Methods—Data in this report are based on 99.95 percent of births for 2009. The records are weighted to independent control counts of all births received in state vital statistics offices in 2009. Comparisons are made with final 2008 data.
Results— The 2009 preliminary number of US births declined 3 percent from 2008, to 4,131,019; the 2009 general fertility rate (66.7 per 1,000 women) and the total fertility rate (2,007.5 births per 1,000) declined (3-4 percent). The number of births and rates declined for all race and Hispanic origin groups in 2009. • The birth rate for US teenagers 15-19 fell 6 percent to 39.1 per 1,000, a record low for the Nation. • Birth rates for younger and older teenagers and for Hispanic, non-Hispanic white, non-Hispanic black, American Indian or Alaska Native, and Asian or Pacific Islander teenagers all reached historic lows in 2009. • The birth rates for women in their early twenties fell (7 percent, the largest percentage decline for this age group since 1973) as did the rates for women in their late twenties and thirties; the birth rate for women in their early forties increased in 2009. • The birth rate for unmarried women declined almost 4 percent to 50.6 per 1,000 aged 15-44. The number of nonmarital births fell 2 percent to 1,693,850 in 2009, the first decline since 1996-1997. • The percentage of births to unmarried women, however, continued to increase in 2009. • The cesarean delivery rate rose to 32.9 percent in 2009, another record high. • The preterm birth rate declined for the third straight year to 12.18 percent of all births. • The low birthweight rate was essentially unchanged between 2008 and 2009 at 8.16 percent in 2009, but is down from 2006.
Joyce A. Martin, M.P.H.; Brady E. Hamilton, Ph.D.; Stephanie J. Ventura, M.A.; Division of Vital Statistics
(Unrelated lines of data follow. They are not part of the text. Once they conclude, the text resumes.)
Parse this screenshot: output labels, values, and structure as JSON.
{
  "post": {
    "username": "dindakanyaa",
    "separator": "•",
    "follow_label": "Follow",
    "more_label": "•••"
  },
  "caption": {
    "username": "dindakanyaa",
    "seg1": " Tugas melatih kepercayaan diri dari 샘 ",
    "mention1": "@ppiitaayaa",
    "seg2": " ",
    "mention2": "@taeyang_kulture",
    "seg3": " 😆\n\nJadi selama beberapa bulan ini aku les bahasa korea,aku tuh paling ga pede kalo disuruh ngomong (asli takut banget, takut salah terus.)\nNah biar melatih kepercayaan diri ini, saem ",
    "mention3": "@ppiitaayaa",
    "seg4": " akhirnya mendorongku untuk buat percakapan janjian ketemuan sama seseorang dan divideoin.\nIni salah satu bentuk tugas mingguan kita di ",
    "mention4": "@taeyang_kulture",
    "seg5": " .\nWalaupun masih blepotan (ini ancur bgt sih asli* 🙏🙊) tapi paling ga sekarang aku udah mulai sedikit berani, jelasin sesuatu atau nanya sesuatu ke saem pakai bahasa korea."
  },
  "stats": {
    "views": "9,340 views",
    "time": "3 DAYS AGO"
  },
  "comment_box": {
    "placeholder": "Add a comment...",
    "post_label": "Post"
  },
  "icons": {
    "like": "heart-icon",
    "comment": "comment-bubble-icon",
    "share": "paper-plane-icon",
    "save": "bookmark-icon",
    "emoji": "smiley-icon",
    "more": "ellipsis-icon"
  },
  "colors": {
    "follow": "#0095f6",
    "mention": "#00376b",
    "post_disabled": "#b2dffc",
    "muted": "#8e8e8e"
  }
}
Available at: http://www.cdc.gov/nchs/
Or directly from: http://www.cdc.gov/nchs/data/nvsr/nvsr59/nvsr59_03.pdf